The line containing "Give me the" marks where copying starts, so set down that line and each one after it exactly, through the end of the records.

• **Exercise inputs**
------------------------------

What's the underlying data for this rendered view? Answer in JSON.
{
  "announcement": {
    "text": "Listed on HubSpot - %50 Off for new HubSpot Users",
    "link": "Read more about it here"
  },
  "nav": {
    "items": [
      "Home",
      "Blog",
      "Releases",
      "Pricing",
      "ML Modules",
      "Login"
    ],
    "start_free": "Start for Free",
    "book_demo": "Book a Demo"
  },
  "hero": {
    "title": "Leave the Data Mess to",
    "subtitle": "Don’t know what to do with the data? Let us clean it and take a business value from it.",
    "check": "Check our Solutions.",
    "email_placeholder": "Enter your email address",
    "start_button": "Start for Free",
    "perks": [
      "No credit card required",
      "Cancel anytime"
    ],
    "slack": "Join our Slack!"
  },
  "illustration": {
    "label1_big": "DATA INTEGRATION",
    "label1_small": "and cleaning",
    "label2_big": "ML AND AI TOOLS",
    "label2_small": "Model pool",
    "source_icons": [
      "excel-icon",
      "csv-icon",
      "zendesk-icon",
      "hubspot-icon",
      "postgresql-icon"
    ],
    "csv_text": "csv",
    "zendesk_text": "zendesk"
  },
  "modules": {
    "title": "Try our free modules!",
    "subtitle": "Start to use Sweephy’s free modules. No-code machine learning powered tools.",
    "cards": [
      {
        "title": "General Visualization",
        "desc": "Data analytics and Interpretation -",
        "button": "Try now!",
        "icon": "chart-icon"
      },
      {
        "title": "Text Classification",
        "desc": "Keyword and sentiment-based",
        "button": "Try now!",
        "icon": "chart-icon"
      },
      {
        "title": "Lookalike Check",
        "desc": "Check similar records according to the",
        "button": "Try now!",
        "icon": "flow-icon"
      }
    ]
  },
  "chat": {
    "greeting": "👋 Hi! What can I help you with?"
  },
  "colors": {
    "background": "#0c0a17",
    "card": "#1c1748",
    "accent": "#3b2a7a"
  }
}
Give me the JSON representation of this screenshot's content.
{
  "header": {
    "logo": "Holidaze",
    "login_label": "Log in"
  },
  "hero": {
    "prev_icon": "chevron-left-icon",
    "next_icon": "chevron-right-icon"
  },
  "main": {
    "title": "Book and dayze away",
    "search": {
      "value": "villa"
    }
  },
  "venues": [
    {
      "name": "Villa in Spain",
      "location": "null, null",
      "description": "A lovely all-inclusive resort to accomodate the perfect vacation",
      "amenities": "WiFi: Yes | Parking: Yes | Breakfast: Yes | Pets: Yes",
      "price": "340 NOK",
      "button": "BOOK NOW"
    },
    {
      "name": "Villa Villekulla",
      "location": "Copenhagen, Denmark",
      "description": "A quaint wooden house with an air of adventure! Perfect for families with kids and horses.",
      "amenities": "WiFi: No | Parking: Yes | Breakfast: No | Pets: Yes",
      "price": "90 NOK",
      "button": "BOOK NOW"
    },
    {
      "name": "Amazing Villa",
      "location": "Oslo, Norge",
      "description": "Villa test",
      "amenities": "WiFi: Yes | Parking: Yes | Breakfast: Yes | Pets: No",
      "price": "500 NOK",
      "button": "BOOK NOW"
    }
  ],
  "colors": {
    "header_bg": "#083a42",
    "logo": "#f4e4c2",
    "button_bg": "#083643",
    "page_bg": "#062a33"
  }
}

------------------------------

• **Answer to this exercise**
Give me the JSON representation of this screenshot's content.
{
  "header": {
    "logo": "Holidaze",
    "login_label": "Log in"
  },
  "hero": {
    "prev_icon": "chevron-left-icon",
    "next_icon": "chevron-right-icon"
  },
  "main": {
    "title": "Book and dayze away",
    "search": {
      "value": "villa"
    }
  },
  "venues": [
    {
      "name": "Villa in Spain",
      "location": "null, null",
      "description": "A lovely all-inclusive resort to accomodate the perfect vacation",
      "amenities": "WiFi: Yes | Parking: Yes | Breakfast: Yes | Pets: Yes",
      "price": "340 NOK",
      "button": "BOOK NOW"
    },
    {
      "name": "Villa Villekulla",
      "location": "Copenhagen, Denmark",
      "description": "A quaint wooden house with an air of adventure! Perfect for families with kids and horses.",
      "amenities": "WiFi: No | Parking: Yes | Breakfast: No | Pets: Yes",
      "price": "90 NOK",
      "button": "BOOK NOW"
    },
    {
      "name": "Amazing Villa",
      "location": "Oslo, Norge",
      "description": "Villa test",
      "amenities": "WiFi: Yes | Parking: Yes | Breakfast: Yes | Pets: No",
      "price": "500 NOK",
      "button": "BOOK NOW"
    }
  ],
  "colors": {
    "header_bg": "#083a42",
    "logo": "#f4e4c2",
    "button_bg": "#083643",
    "page_bg": "#062a33"
  }
}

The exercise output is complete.